**Task objective:**
Among the lines of the records below, count those with the word "this". Reply with that number alone.

**Data section:**
+++

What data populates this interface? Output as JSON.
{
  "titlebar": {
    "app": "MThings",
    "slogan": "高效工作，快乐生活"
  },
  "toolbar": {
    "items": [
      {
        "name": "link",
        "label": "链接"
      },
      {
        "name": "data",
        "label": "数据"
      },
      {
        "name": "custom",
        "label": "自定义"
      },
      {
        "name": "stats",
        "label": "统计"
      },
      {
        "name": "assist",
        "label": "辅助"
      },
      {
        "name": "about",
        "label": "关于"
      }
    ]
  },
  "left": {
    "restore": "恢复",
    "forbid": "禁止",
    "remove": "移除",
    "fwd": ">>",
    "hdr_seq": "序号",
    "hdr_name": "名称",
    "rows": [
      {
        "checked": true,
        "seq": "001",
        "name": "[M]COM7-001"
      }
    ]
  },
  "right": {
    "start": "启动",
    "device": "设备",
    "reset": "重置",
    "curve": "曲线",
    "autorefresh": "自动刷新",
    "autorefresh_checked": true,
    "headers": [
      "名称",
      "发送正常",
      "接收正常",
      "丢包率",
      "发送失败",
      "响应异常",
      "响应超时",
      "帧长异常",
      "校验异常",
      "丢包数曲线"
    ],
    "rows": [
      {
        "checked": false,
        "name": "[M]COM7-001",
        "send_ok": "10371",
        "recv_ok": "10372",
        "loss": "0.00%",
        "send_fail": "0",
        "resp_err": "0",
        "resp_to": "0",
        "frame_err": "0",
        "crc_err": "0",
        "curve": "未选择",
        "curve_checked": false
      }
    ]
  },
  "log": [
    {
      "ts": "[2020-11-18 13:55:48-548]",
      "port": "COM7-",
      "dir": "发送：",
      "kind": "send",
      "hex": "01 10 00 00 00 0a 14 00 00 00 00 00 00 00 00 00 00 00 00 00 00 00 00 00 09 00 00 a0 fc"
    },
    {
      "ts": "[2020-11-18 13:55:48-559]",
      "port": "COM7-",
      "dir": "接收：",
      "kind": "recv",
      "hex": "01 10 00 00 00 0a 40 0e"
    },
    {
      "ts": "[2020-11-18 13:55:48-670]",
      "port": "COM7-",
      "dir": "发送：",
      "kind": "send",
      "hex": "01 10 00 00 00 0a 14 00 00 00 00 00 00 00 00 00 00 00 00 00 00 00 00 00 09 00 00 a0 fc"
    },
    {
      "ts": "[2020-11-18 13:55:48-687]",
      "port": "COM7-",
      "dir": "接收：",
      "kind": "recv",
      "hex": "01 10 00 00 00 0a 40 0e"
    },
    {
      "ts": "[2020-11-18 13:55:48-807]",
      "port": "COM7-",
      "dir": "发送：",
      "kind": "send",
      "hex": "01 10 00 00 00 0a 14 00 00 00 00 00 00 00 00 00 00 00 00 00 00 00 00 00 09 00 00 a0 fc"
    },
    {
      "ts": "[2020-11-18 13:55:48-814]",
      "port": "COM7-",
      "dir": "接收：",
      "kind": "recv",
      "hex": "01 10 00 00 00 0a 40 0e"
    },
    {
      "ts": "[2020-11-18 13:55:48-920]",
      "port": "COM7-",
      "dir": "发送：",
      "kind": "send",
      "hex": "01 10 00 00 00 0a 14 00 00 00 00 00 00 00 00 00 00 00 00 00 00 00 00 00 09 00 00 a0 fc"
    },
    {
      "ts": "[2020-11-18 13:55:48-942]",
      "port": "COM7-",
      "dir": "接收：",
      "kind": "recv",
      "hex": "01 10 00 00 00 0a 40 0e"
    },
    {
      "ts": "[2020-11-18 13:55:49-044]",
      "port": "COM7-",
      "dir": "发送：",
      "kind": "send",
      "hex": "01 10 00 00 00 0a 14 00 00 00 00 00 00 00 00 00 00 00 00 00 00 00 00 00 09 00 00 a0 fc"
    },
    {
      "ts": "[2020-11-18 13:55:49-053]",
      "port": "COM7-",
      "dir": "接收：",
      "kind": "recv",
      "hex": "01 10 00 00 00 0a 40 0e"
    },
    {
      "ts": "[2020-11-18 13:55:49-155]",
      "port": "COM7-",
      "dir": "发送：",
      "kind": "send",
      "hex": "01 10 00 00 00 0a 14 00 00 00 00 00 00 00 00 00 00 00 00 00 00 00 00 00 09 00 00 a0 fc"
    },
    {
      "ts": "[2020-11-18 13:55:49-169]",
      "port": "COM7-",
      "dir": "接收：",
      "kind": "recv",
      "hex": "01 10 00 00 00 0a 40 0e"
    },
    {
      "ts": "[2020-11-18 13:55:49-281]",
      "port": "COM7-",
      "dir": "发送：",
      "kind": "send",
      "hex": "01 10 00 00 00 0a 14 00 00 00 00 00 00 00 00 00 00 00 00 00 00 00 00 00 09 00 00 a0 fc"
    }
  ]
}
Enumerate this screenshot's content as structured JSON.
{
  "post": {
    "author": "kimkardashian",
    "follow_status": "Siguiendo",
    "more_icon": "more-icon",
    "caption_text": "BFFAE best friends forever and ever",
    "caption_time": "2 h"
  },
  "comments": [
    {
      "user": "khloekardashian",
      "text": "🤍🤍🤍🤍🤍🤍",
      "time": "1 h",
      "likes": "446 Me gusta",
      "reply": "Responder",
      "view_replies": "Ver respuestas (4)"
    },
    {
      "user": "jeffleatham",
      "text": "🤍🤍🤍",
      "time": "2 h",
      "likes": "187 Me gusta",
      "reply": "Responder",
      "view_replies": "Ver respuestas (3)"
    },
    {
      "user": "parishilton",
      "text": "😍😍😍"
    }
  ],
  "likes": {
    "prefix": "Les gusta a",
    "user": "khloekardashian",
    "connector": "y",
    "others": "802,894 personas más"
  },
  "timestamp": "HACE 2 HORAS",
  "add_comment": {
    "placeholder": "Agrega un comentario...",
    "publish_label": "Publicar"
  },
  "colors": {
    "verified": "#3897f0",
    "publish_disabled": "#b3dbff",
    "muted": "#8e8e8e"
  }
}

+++

**Expected output:**
2